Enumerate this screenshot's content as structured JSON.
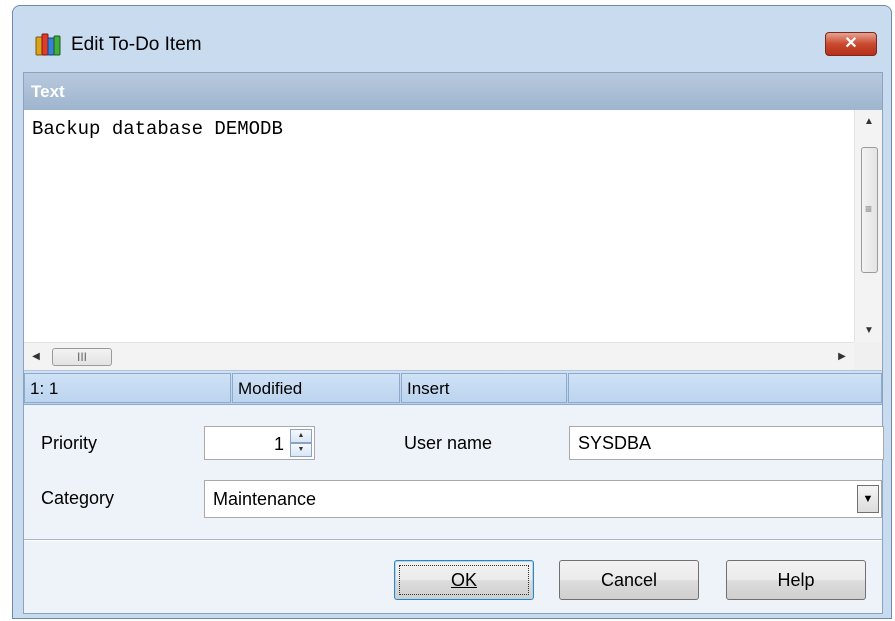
{
  "window": {
    "title": "Edit To-Do Item",
    "close_label": "✕"
  },
  "text_panel": {
    "header": "Text",
    "content": "Backup database DEMODB",
    "hscroll_grip": "III",
    "vscroll_grip": "≡"
  },
  "statusbar": {
    "position": "1:   1",
    "modified": "Modified",
    "mode": "Insert",
    "extra": ""
  },
  "form": {
    "priority_label": "Priority",
    "priority_value": "1",
    "user_name_label": "User name",
    "user_name_value": "SYSDBA",
    "category_label": "Category",
    "category_value": "Maintenance"
  },
  "buttons": {
    "ok_label": "OK",
    "cancel_label": "Cancel",
    "help_label": "Help"
  },
  "colors": {
    "frame": "#c9dcef",
    "header": "#a8bcd3",
    "statusbar": "#bcd4ef",
    "close": "#c9492f"
  }
}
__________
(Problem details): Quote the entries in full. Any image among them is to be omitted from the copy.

(Answer box):
Enumerate this screenshot's content as structured JSON.
{
  "window": {
    "title": "Edit To-Do Item",
    "close_label": "✕"
  },
  "text_panel": {
    "header": "Text",
    "content": "Backup database DEMODB",
    "hscroll_grip": "III",
    "vscroll_grip": "≡"
  },
  "statusbar": {
    "position": "1:   1",
    "modified": "Modified",
    "mode": "Insert",
    "extra": ""
  },
  "form": {
    "priority_label": "Priority",
    "priority_value": "1",
    "user_name_label": "User name",
    "user_name_value": "SYSDBA",
    "category_label": "Category",
    "category_value": "Maintenance"
  },
  "buttons": {
    "ok_label": "OK",
    "cancel_label": "Cancel",
    "help_label": "Help"
  },
  "colors": {
    "frame": "#c9dcef",
    "header": "#a8bcd3",
    "statusbar": "#bcd4ef",
    "close": "#c9492f"
  }
}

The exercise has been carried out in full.